The festivities were crowned in the most appropriate manner by a public thanksgiving, offered by the queen herself to Heaven for the gift of a son, and for her own recovery. But that celebration was necessarily postponed till her strength was entirely re-established; and it was not till the 21st of January that the physicians would allow her to encounter the excitement of so interesting but fatiguing a day. The court had quit Versailles for La Muette the day before, to be nearer the city; and on the appointed morning, which the watchers for omens delightedly remarked as one of midsummer brilliancy, the most superb procession that even Paris had ever witnessed issued from the gates of the old hunting-lodge, whose earlier occupants had been animated by a very different spirit.

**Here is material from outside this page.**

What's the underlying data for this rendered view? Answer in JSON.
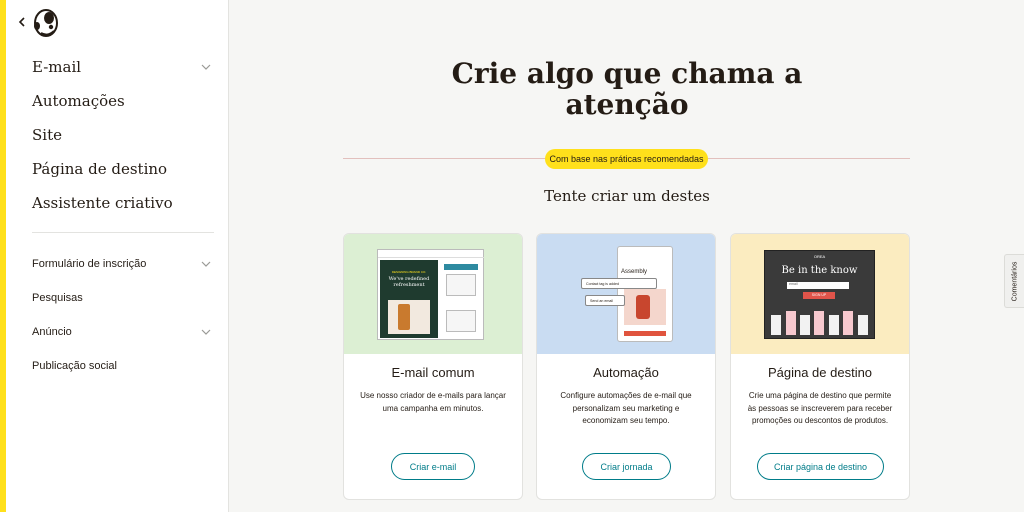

That the honors of the day might be wholly the queen’s, Louis himself did not accompany her, but followed her three hours later, to meet her at the Hotel de Ville. Nineteen coaches, glittering with burnished gold, and every panel of which was embellished with crowns, wreaths, or allegorical pictures, marching on at a stately walk toward the city gate, conveyed the queen, radiant with beauty and happiness, the sisters and aunts of the king, the long train of her and their ladies, and all the great officers of her household. Squadrons of the body-guard furnished the escort, riding in front of the queen’s carriage and behind it, but not on either side, she herself having forbidden any arrangement which might intercept the full sight of herself from a single citizen. Companies of other regiments awaited the procession at different points, and closed up behind it as it passed, swelling the vast train which thus grew at every step. An additional escort, almost an army in itself, in double rank, lined the whole road from the barrier of the Champs Elysees of the great cathedral; and, as the royal coach passed through the city gate, a herald proclaimed that “The king wishing to consecrate by fresh acts of kindness the happy moment when God showered his mercies on him by the birth of a dauphin, and at the same time to give to the inhabitants of his good city of Paris some special mark of his beneficence, granted an exemption from the poll-tax to all the burgesses, traders, and artisans who were not in such circumstances as made the payment easy.”
The proclamation was received with all the thankfulness of surprise; the cheers, which had never censed from the moment that the procession first came in sight, were redoubled, and it was amidst shouts of congratulation both to themselves and to her that the queen proceeded onward to Notre Dame. Having paid her vows and made her offerings in the cathedral of the nation, she passed on to the Church of Ste. Genevieve, the especial patroness of the city, and repeated her thanksgiving before the tomb of Clovis, the founder of the monarchy. At the Hotel de Ville she was met by the king, with the princess, his brothers,